European Royals

Prince Emanuele of Savoy robbed of jewels worth over €500,000



Prince Emanuele Filiberto of Savoy’s home in Paris has been robbed. French newspaper “Le Parisien” and other media report that the burglary took place on Friday, 19 July in the French home of the Italian prince and his wife. No one in the family was home when the robbery occurred. The robbery was discovered later that same day by Princess Clotilde of Savoy, the wife of Prince Emanuele.

French Police are actively investigating the case in the theft of what is described as family jewels. Some newspapers have reported that the value of these items is at least in the range of €500.000.

French police have admitted that it will be hard to resolve this case given that this kind of burglary is rarely the work of amateurs. French media on site said that French police carried out extensive investigations both inside the royal apartment and in the neighbourhood around.
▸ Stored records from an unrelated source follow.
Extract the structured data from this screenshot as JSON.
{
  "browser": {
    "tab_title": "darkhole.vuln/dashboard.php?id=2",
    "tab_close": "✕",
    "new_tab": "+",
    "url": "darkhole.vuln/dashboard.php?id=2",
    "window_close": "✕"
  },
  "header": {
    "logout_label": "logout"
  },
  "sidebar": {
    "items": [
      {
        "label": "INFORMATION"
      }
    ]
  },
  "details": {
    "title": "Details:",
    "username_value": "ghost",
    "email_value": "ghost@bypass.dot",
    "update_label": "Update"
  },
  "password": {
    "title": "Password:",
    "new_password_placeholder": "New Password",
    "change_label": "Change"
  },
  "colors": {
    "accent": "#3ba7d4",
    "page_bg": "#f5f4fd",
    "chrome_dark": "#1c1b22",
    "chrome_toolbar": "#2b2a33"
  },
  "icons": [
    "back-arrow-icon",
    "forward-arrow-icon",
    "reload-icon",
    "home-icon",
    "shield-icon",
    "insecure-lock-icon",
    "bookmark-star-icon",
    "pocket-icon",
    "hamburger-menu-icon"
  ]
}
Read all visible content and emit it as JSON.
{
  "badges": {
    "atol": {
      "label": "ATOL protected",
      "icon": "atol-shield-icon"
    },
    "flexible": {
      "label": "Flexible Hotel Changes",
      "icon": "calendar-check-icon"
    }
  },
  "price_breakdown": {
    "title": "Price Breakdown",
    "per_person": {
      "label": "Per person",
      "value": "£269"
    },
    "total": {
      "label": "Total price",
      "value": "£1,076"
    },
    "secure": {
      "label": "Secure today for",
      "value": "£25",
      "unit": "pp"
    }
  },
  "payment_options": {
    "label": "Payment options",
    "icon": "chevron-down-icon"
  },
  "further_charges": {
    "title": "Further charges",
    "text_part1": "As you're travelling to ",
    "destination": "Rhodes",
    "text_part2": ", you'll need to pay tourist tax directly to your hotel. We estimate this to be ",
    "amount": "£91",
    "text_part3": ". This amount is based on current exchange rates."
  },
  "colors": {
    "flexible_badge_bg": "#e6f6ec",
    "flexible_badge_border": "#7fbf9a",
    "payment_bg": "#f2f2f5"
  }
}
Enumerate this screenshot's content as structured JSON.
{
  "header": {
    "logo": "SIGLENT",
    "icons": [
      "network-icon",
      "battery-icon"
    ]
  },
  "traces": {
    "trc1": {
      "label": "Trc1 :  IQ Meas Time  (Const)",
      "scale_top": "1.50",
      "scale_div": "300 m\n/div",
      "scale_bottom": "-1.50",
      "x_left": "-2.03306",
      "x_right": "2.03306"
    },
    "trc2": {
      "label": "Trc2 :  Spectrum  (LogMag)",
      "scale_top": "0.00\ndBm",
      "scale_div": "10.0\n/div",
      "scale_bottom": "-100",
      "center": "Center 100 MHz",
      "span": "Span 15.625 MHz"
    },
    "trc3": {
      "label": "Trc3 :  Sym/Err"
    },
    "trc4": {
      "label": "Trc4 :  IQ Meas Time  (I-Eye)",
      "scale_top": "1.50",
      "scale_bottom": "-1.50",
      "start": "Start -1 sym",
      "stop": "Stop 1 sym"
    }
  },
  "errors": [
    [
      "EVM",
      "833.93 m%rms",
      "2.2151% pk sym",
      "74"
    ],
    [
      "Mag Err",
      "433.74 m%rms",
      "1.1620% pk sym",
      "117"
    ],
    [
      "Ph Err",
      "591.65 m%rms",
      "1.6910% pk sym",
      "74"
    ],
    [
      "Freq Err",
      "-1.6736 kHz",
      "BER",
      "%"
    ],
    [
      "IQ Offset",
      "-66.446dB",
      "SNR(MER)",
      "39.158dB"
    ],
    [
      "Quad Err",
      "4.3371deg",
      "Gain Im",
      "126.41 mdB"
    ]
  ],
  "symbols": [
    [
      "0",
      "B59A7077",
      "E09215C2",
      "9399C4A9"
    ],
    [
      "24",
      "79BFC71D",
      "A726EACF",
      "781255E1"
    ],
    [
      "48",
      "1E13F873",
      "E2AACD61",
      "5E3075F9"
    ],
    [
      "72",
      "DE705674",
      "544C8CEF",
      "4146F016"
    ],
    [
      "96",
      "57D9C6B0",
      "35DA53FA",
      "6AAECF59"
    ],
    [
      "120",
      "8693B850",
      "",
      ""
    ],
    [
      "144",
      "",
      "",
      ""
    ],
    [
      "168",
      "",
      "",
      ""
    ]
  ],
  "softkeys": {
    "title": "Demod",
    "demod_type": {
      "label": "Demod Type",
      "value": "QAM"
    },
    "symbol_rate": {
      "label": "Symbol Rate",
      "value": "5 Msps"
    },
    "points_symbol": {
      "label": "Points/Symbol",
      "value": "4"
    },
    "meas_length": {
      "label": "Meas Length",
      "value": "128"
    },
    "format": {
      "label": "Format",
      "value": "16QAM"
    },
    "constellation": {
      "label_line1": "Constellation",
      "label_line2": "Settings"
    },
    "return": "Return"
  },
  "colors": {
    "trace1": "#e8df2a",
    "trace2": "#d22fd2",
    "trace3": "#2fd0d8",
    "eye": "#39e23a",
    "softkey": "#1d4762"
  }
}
Surveillance videos from cameras on the streets and in nearby stores have also been obtained.

Prince Emanuele Filiberto of Savoy and Venice is a member of the House of Savoy and the son and heir of Vittorio Emanuele di Savoia. He is the only male-line grandson of Umberto II, the last King of Italy. He grew up as an exile from Italy, in accordance with the provision of the Italian constitution prohibiting the male issue of the Savoy Kings of Italy from entering or staying on Italian territory. He is also a second cousin of King Philippe of the Belgians. All male members of the Savoy family were banned from entering Italy in 1948, a law which was first repealed in 2002.

Last year his name came up when he called for the restoration of Italy’s monarchy and the foundation of brand new monarchist party to lead Italy towards the monarchy. Prince Emmanuel also called for a repeal of Article 139, which prevents any questioning of the republic.



About author

Senior Europe Correspondent Oskar Aanmoen has a master in military and political history of the Nordic countries. He has written five books on historical subjects and more than 700 articles for Royal Central. He has also interview both Serbian and Norwegian royals. Aanmoen is based in Oslo, Norway.